An artist's delight
“Mother-of-pearl can be engraved on its surface to create relief or textures. It can also be painted to further accentuate a design,” explains Olivier Vaucher, who is at the head of the eponymous engraving studio in Geneva. “Shells and mother-of-pearl offer a huge variety of colours. A shell can be brown on the outside, and display a wonderful violet colour underneath. Transparency is one way to influence colour. The fact this is an organic material means each finished piece is unique.” Most of us will be familiar with shell engraving, with or without iridescence, in the form of cameos. The engraver plays on the natural colours that appear through the different layers of the shell, or a stone such as onyx, to produce motifs such as an ivory profile on an orange ground.
For its Petite Heure Minute Thousand Year Lights, Jaquet Droz applies a technique originating in Asia, in which mother-of-pearl inlay is applied to black lacquer on jewellery boxes. For the dial of this watch, the floral design in white mother-of-pearl is covered in black lacquer. The entire surface is then polished to reveal the pattern underneath. Following this, each individual flower is hand-engraved and highlighted with delicate touches of colour.

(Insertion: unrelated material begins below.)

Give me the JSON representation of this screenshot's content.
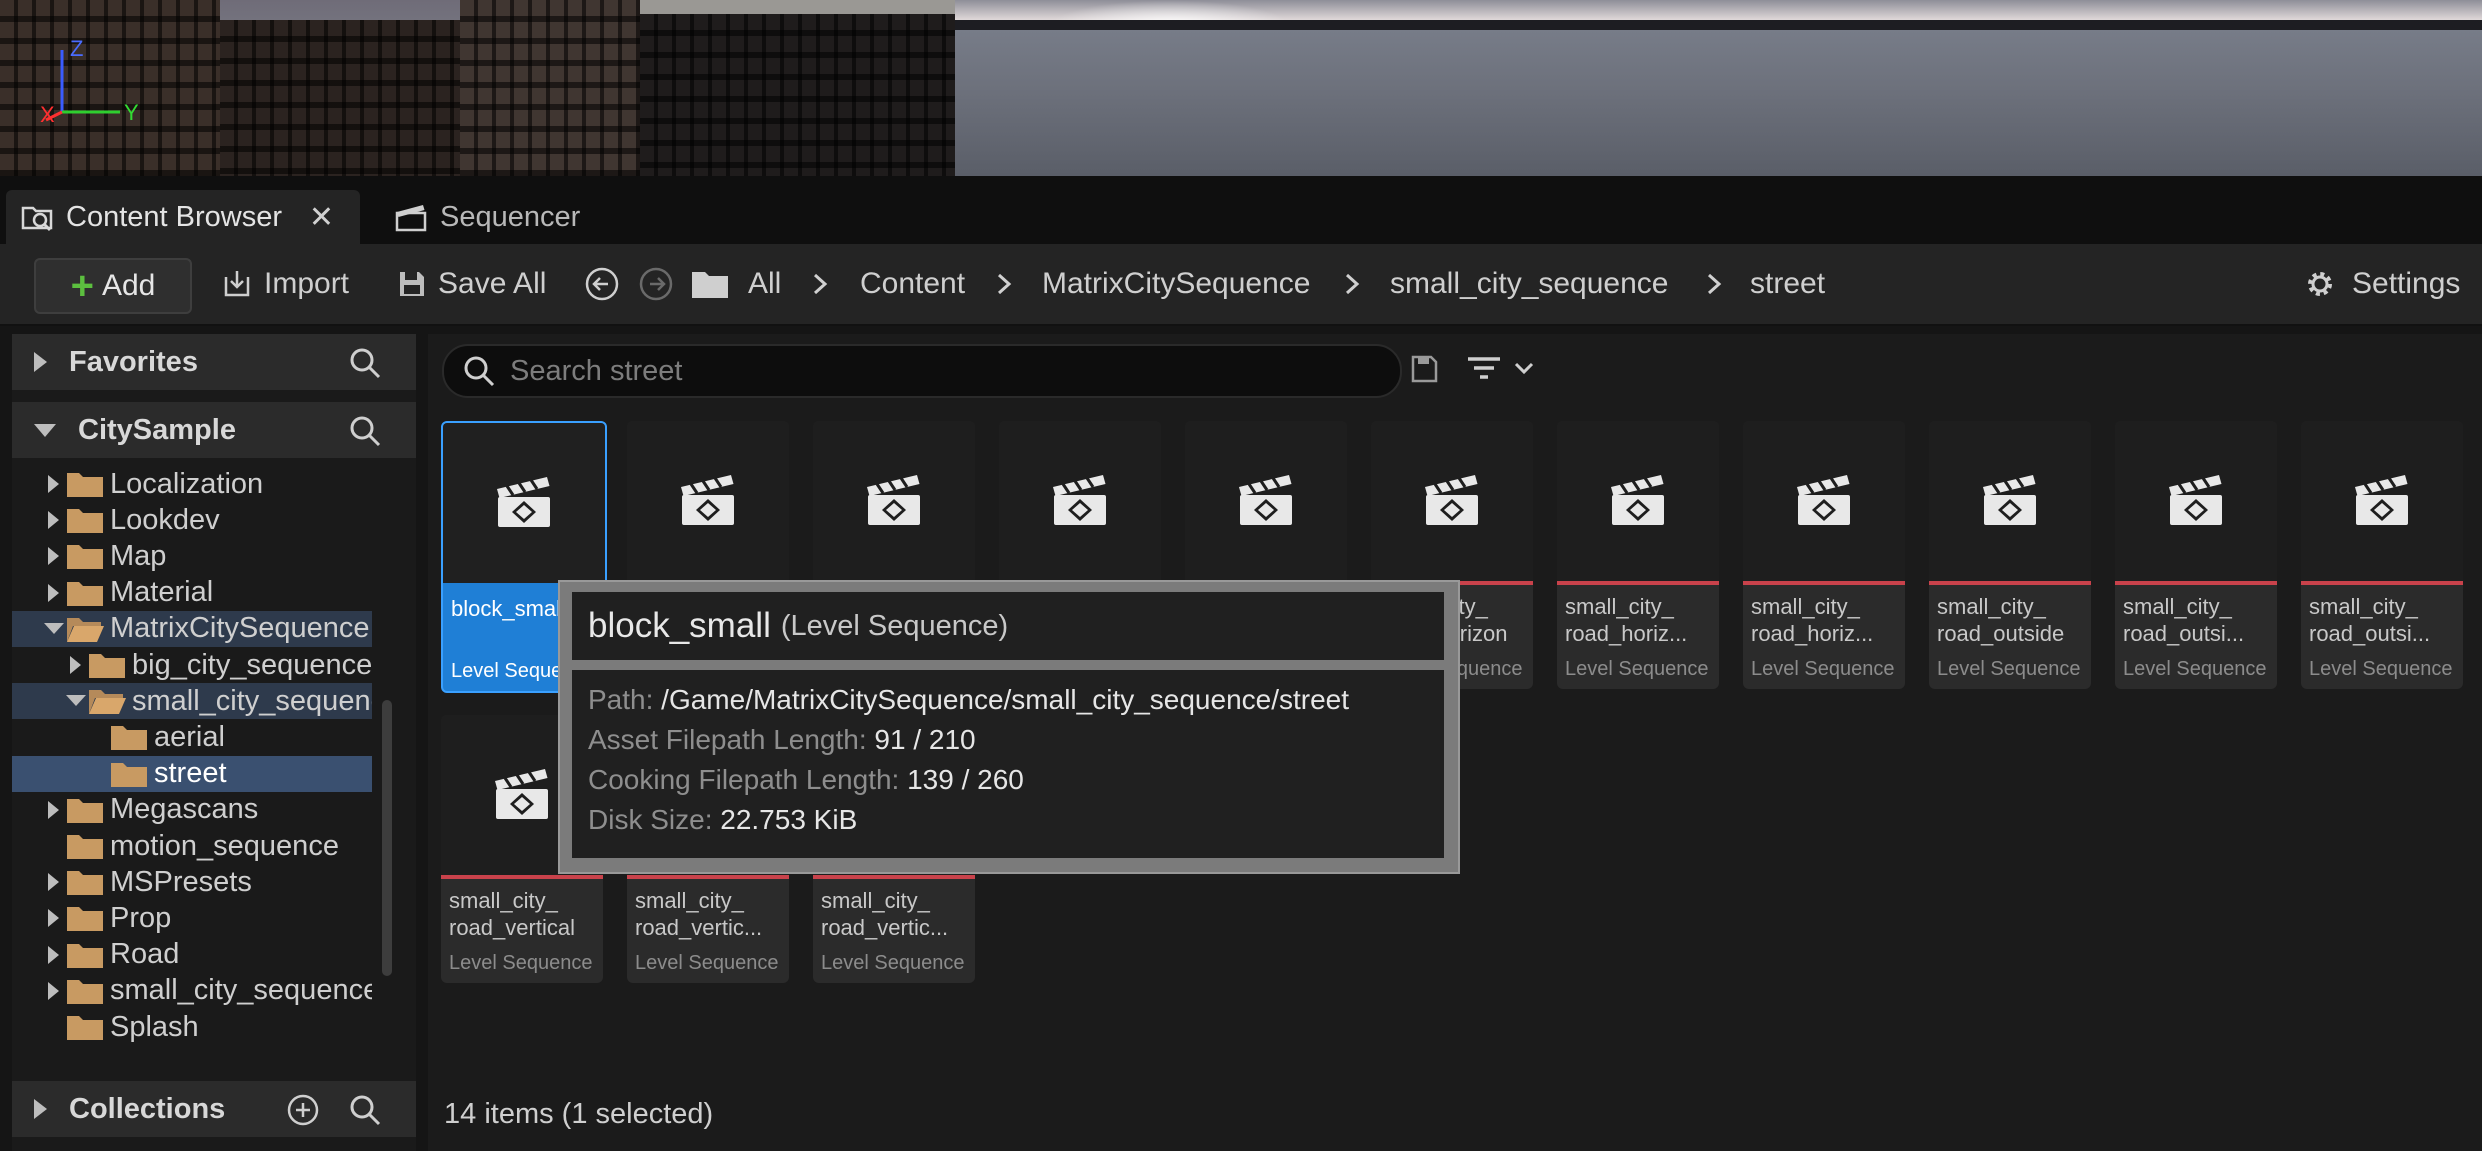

No animals were harmed…?
What restrictions, if any, govern the use of mother-of-pearl? What does the Convention on International Trade in Endangered Species of Wild Fauna and Flora (CITES) have to say? Stefan Kunfermann, spokesperson for the Swiss Federal Office for Food Safety and Veterinary Affairs, assures us that “the watch industry only uses mother-of-pearl from non-protected species. We have no data regarding species that do not require authorisation. In fact there are no protected species of mother-of-pearl. The only CITES regulations apply to Strombus gigas or queen conch shells, which are traded for their flesh and for pearls, and Tridacna or giant clams which have no shiny mother-of-pearl and are imported as decorative objects.”
This notwithstanding, the International Union for Conservation of Nature has added Haliotis or abalone, a shell that produces highly iridescent mother-of-pearl, to its list of endangered species. While it would appear abalone is not used in watchmaking, shells imported from Asia are commonly sold as seaside souvenirs.